Okonofua and Eberhardt (2015) examined teachers' responses to students' misbehaviors, and whether there were racial differences in how these responses were directed. The study discovered teachers' responses contributed to racial disparities in discipline in the sense that Black students are more likely to be labeled as "troublemakers" than White students. It was also found that when students of color and White students commit similar behaviors, the behaviors are viewed as being more serious for students of color. Black students' misbehaviors are more likely to be viewed as a pattern than White students. The study also found that responses given by teachers may potentially drive racial differences in students' behaviors.
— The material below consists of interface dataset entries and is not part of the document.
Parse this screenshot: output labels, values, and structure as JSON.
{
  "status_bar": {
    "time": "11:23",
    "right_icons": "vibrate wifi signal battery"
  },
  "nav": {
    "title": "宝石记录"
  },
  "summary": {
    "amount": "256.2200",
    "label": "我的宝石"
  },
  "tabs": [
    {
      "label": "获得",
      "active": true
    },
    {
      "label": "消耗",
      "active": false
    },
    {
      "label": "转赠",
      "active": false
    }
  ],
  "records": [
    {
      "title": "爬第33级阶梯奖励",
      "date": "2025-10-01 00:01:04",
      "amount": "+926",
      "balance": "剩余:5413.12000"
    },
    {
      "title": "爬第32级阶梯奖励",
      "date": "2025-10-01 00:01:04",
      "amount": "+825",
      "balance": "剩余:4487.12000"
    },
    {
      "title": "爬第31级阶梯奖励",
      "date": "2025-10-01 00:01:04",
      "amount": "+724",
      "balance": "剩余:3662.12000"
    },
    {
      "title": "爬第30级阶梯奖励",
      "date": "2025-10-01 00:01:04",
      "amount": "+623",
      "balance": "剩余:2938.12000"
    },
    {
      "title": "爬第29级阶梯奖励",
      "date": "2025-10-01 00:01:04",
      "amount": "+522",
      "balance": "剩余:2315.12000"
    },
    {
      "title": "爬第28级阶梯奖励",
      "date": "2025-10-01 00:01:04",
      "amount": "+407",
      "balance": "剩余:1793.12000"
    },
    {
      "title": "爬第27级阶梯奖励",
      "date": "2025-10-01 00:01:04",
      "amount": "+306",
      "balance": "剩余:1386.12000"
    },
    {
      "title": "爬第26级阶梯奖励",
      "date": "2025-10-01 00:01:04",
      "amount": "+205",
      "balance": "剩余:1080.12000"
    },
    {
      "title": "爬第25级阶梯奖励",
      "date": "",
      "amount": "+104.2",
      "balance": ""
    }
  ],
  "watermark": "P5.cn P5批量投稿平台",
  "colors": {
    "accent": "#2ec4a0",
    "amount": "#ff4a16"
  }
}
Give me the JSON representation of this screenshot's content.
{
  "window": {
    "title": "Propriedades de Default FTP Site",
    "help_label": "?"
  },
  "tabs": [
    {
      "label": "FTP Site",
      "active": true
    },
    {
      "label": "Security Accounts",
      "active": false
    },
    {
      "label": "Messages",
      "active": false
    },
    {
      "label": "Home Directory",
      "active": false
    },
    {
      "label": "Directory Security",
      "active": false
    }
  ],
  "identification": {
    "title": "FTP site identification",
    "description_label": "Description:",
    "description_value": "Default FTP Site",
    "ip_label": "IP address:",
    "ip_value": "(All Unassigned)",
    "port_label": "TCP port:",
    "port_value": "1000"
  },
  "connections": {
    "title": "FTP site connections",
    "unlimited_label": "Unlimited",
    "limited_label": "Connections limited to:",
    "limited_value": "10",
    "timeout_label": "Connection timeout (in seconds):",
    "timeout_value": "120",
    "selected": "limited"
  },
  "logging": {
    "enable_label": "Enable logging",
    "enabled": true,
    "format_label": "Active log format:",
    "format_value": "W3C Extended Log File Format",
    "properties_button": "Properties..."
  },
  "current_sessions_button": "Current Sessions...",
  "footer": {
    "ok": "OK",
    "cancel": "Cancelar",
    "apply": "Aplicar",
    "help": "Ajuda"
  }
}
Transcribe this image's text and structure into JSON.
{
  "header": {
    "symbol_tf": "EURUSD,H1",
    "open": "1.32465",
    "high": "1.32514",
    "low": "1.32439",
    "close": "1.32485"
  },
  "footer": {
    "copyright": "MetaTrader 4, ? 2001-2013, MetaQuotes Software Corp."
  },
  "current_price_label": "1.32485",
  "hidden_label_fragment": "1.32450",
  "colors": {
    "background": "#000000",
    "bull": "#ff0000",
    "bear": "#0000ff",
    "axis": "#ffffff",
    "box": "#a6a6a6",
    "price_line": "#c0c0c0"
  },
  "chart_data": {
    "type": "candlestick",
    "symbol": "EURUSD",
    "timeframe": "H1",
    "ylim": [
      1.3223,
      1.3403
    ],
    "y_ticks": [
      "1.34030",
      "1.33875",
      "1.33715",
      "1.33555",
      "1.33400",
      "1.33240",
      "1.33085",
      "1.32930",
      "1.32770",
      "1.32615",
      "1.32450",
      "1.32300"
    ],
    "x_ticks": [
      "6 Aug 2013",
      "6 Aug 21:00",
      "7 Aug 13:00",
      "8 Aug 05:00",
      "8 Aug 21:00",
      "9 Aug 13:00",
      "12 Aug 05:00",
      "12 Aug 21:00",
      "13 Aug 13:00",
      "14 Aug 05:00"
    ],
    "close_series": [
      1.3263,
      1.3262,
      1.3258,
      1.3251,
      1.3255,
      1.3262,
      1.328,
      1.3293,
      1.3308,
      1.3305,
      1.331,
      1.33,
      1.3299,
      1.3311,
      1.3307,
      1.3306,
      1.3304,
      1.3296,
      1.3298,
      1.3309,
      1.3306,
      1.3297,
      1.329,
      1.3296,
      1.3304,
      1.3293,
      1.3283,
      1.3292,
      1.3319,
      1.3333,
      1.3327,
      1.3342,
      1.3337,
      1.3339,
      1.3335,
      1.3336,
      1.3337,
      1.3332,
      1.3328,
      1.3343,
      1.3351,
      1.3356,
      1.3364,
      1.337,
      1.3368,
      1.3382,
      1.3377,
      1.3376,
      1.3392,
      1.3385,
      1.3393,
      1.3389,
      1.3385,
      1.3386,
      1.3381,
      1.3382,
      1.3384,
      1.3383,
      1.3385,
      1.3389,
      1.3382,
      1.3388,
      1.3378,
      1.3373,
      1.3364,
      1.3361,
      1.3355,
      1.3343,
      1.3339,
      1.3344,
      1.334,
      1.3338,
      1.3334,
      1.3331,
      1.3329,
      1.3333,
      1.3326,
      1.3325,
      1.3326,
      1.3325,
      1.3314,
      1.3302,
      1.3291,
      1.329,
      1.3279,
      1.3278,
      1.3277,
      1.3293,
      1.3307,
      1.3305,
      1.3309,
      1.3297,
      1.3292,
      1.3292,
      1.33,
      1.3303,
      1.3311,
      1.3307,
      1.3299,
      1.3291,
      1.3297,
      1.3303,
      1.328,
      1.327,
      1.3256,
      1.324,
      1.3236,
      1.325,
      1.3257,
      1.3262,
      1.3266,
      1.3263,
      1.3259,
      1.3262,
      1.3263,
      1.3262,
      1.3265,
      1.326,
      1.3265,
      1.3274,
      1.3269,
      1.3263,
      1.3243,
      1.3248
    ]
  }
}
In 2016, Okonofua, Walton, and Eberhardt ran a meta-analysis on past research literature examining how social-psychological factors play a role in the structure of racial disparities in teacher-student relationships. Findings in the research suggest pervasive negative stereotypes may give rise to mistrustful relationships between racially stigmatized students and teachers. For example, in instances where Black students are often given the label of ‘troublemakers’, students may feel stigmatized and have distrust for teachers, thus they are more likely to misbehave in the future. As a result, such teachers' interactions with students through frequent labelling can potentially produce a never-ending cycle of increased punishment and misbehaviors. Due to such issue, a discipline gap is produced, which results in Black students having less opportunity to learn. The meta-analysis also noted an approach that has been implemented in over 7000 schools in the U.S. called the Positive Behavior Interventions and Supports approach (PBIS), the authors argued although the approach aims to improve students’ behavior, the subject of positive teacher-student relationship is neglected. Therefore, future interventions should aim to solve psychological barriers in order to reinforce positive teacher-student relationships rather than placing the majority of emphasis on teaching social skills, or prescriptive rules.
Eberhardt has received numerous awards:
- National Academy of Education Spencer Postdoctoral Fellowship, 1995.
- Awarded for active contributions and efforts in researching prejudice and discrimination faced by Black students in academic settings.
- Irvine Postdoctoral Teaching Fellowship, September 1995 - June 1996.
- Junior Faculty Fellowship at Yale University, 1997.
- Distinguished Alumnae Award at the University of Cincinnati, 2002.
- Junior Faculty Professional Development Award at the Research Institute of Comparative Studies in Race and Ethnicity (RICSRE) of Stanford University, 2003- 2004.
- Residential Fellow – Center for Advanced Study in the Behavioral Sciences at Stanford, CA, 2005-2006.
- Gordon and Pattie Faculty Fellow at Stanford University in the School of Humanities and Sciences, 2006-2007.
- Dean’s Award for Distinguished Achievements in Teaching at Stanford University, 2006-2007 and 2010-2011.
- Clayman Institute for Gender Research at the Faculty Research Fellow at Stanford University, 2010-2011.
- Institute for Research in the Social Sciences (IRiSS) Faculty Fellow at Stanford University, 2012-2013.
- MacArthur Fellowship from the John D. and Catherine T. MacArthur Foundation, 2014.
- Cozzarelli Prize from the Proceedings of the National Academies of Sciences of the United States of America, 2017.
- Awarded to her 2017 research team for outstanding contribution to their field.
- Robert B. Cialdini Prize from the Society for Personality and Social Psychology, 2018.
- Awarded to her 2017 research team for outstanding contribution to the field by showing social relevance using field methods.